“Finally, the United States seems to have played a leading role here on this truly important issue,” said Liz David-Barrett, director of the Center for the Study of Corruption at the University of Sussex. “And we really need global leadership.”
Several prominent Republican lawmakers who have proposed anti-corruption bills in the past did not comment on the Biden administration’s proposal when asked by VOA. A large-scale bill on voter rights, corruption, and campaigning financed by Democrats earlier this year failed in the Senate, partly because of Republicans’ opposition to expanding access to ballots. Biden’s anti-corruption strategy does not need congressional support to take effect.
The plan aims to allocate new resources to law enforcement agencies to strengthen anti-corruption operations and create a coordinating body to coordinate anti-corruption work between the State, Treasury and Commerce Departments, as well as the U.S. International Agency. Development (USAID).
The government is also developing new rules that will make it harder to hide the origin of assets and their real owners. This includes the development of new requirements for corporate registration and disclosure of real estate transactions.
The administration also said it would develop rules that would make it harder for “guardians” of the legal financial system, including “lawyers, accountants, trusts and company service providers,” to open the back door to illegal funds.
The plan also promises extensive work to strengthen international cooperation in the fight against corruption, including funding and technical assistance to developing countries struggling with complex financial crimes.
The U.S. is part of the problem
As the administration notes in the facts sheet attached to the plan, “corrupt officials and their accomplices rely on vulnerabilities in the United States and the international financial system to conceal ownership of assets and launder proceeds from illegal activities. As the world’s largest economy, the United States. States have a responsibility to address gaps in our regulatory system and to do the same with our allies and partners. “
David-Barrett stressed the importance of the administration’s role in creating the problem.
In an interview with VOA, he pointed to laws that allow companies to establish their “beneficiary ownership,” that is, without identifying the person or persons who ultimately control them, saying, “The U.S. is a major offshore shelter where you can secretly open companies.”
In addition to closing down specific means of concealing illicit funds, David Barrett said the U.S. has other advantages of cleaning its home.
“This is important in terms of the signal it sends,” he said. “The fact that the U.S. is becoming a major offshore shelter shows that this is an acceptable way to run your business and regulate your business. A tougher U.S. position on this issue will really help change international standards on this issue.”
Linked to the Democracy Summit
It is no coincidence that the administration’s anti-corruption plan was announced on Monday, just days before the White House held a virtual democracy summit with more than 100 other states.

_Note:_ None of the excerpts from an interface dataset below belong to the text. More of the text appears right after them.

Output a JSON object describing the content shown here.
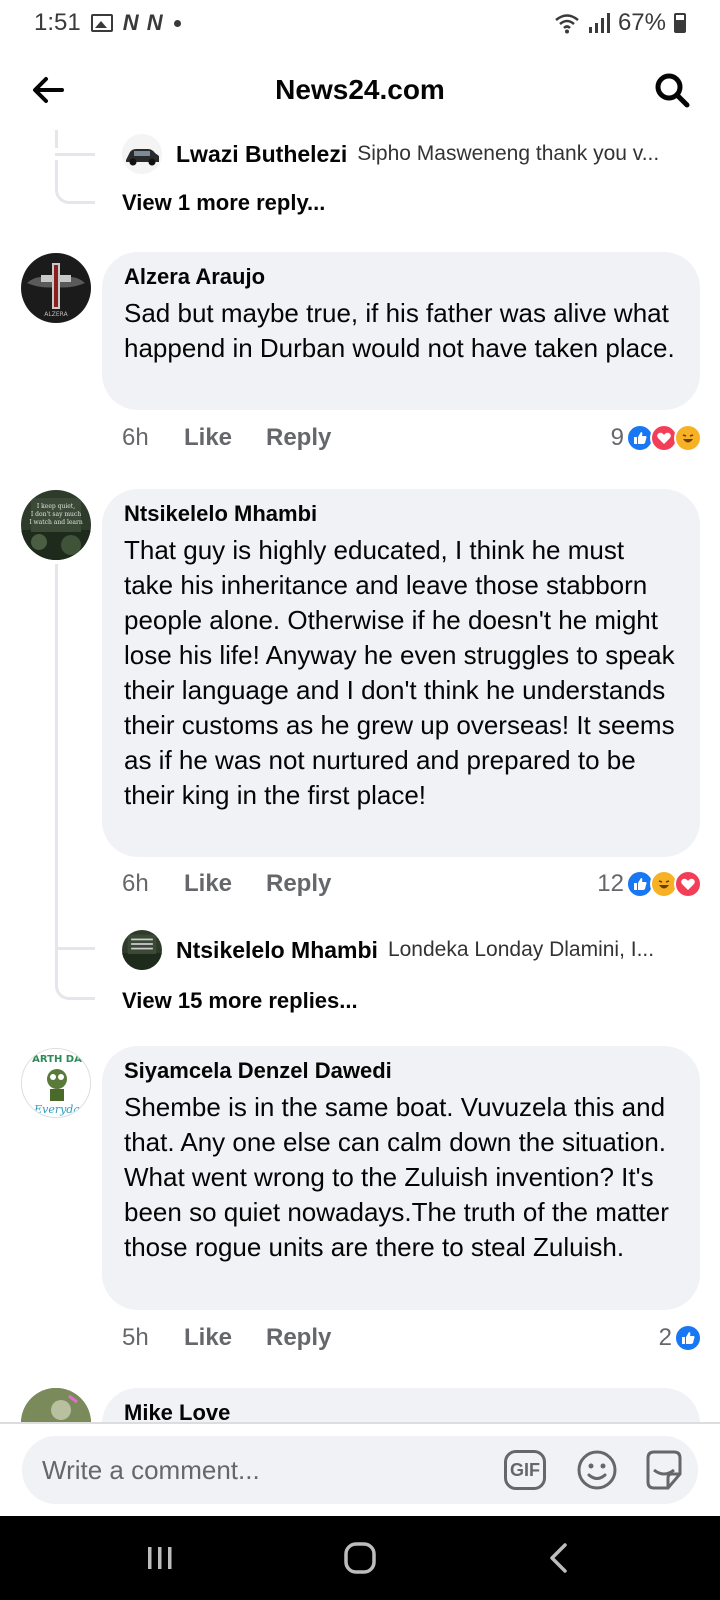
{
  "status_bar": {
    "time": "1:51",
    "notification_icons": [
      "photo-icon",
      "n-icon",
      "n-icon",
      "dot-icon"
    ],
    "battery": "67%"
  },
  "header": {
    "title": "News24.com"
  },
  "comments": [
    {
      "id": "thread-0-reply",
      "reply_preview": {
        "name": "Lwazi Buthelezi",
        "snippet": "Sipho Masweneng thank you v..."
      },
      "more_replies": "View 1 more reply..."
    },
    {
      "id": "alzera",
      "author": "Alzera Araujo",
      "text": "Sad but maybe true, if his father was alive what happend in Durban would not have taken place.",
      "time": "6h",
      "like": "Like",
      "reply": "Reply",
      "reaction_count": "9",
      "reactions": [
        "like",
        "love",
        "haha"
      ]
    },
    {
      "id": "ntsikelelo",
      "author": "Ntsikelelo Mhambi",
      "text": "That guy is highly educated, I think he must take his inheritance and leave those stabborn people alone. Otherwise if he doesn't he might lose his life! Anyway he even struggles  to speak their language and I don't think he understands their customs as he grew up overseas! It seems as if he was not nurtured and prepared to be their king in the first place!",
      "time": "6h",
      "like": "Like",
      "reply": "Reply",
      "reaction_count": "12",
      "reactions": [
        "like",
        "haha",
        "love"
      ],
      "reply_preview": {
        "name": "Ntsikelelo Mhambi",
        "snippet": "Londeka Londay Dlamini,  I..."
      },
      "more_replies": "View 15 more replies..."
    },
    {
      "id": "siyamcela",
      "author": "Siyamcela Denzel Dawedi",
      "text": "Shembe is in the same boat. Vuvuzela this and that. Any one else can calm down the situation. What went wrong to the Zuluish invention? It's been so quiet nowadays.The truth of the matter  those rogue units are there to steal Zuluish.",
      "time": "5h",
      "like": "Like",
      "reply": "Reply",
      "reaction_count": "2",
      "reactions": [
        "like"
      ]
    },
    {
      "id": "mike",
      "author": "Mike Love"
    }
  ],
  "composer": {
    "placeholder": "Write a comment...",
    "gif_label": "GIF"
  },
  "colors": {
    "like_blue": "#1877f2",
    "love_red": "#f33e58",
    "haha_yellow": "#f7b125",
    "bubble_bg": "#f0f2f5",
    "meta_gray": "#65676b"
  }
}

The meeting is part of the Biden administration’s efforts to restore the United States’ position as a world leader in democracies.

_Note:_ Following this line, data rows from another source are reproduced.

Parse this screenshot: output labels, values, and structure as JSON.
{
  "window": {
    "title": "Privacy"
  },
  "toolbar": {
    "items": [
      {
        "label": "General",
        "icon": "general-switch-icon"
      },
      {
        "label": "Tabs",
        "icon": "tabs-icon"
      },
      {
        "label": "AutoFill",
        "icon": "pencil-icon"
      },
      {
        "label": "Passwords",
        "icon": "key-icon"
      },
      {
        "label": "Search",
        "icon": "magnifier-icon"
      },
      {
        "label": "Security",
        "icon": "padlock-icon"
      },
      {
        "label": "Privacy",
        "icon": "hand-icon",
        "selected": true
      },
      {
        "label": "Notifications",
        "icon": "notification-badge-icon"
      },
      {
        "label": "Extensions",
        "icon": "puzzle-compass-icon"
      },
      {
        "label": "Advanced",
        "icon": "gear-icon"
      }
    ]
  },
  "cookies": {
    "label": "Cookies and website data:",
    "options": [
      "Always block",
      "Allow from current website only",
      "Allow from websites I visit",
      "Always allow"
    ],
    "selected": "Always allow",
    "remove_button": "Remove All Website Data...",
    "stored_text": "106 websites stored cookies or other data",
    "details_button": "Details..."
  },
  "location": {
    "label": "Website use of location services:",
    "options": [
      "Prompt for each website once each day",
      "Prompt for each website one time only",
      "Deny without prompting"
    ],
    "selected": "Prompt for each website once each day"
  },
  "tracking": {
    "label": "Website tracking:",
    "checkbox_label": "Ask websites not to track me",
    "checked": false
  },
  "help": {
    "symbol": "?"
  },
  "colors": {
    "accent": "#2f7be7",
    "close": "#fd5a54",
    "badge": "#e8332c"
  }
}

In The Washington Post, published at the same time as the plan, Treasury Secretary Janet Yellen and USAID Administrator Samantha Power made the connection clear.

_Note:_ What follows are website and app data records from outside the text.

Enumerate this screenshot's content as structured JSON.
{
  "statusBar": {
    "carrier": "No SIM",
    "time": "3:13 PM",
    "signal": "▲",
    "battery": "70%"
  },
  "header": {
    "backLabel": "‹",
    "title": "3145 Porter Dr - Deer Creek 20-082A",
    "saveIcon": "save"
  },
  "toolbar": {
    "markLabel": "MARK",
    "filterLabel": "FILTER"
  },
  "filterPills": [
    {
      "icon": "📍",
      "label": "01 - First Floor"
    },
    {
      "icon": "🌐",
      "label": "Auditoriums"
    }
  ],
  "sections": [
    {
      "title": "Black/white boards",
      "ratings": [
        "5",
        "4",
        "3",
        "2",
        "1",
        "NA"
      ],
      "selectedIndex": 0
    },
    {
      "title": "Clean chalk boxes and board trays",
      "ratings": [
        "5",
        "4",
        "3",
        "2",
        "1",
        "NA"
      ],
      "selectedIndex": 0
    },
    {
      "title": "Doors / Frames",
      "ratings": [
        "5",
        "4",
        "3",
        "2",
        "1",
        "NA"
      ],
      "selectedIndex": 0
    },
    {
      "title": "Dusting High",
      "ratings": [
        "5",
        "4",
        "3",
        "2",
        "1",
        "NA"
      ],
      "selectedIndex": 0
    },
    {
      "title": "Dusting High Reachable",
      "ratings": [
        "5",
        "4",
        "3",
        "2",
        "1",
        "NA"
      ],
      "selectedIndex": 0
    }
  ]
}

“The meeting is a recognition of the need for a new strategy in the world’s democracies,” they wrote. “Over the last 15 years, the number of people living under authoritarian regimes has increased, and the leaders of many democracies are abandoning basic rights and mutual control and balance. Corruption has made it possible. Autocrats use state resources to protect their interests. . in democracies, corruption robs free societies from within. “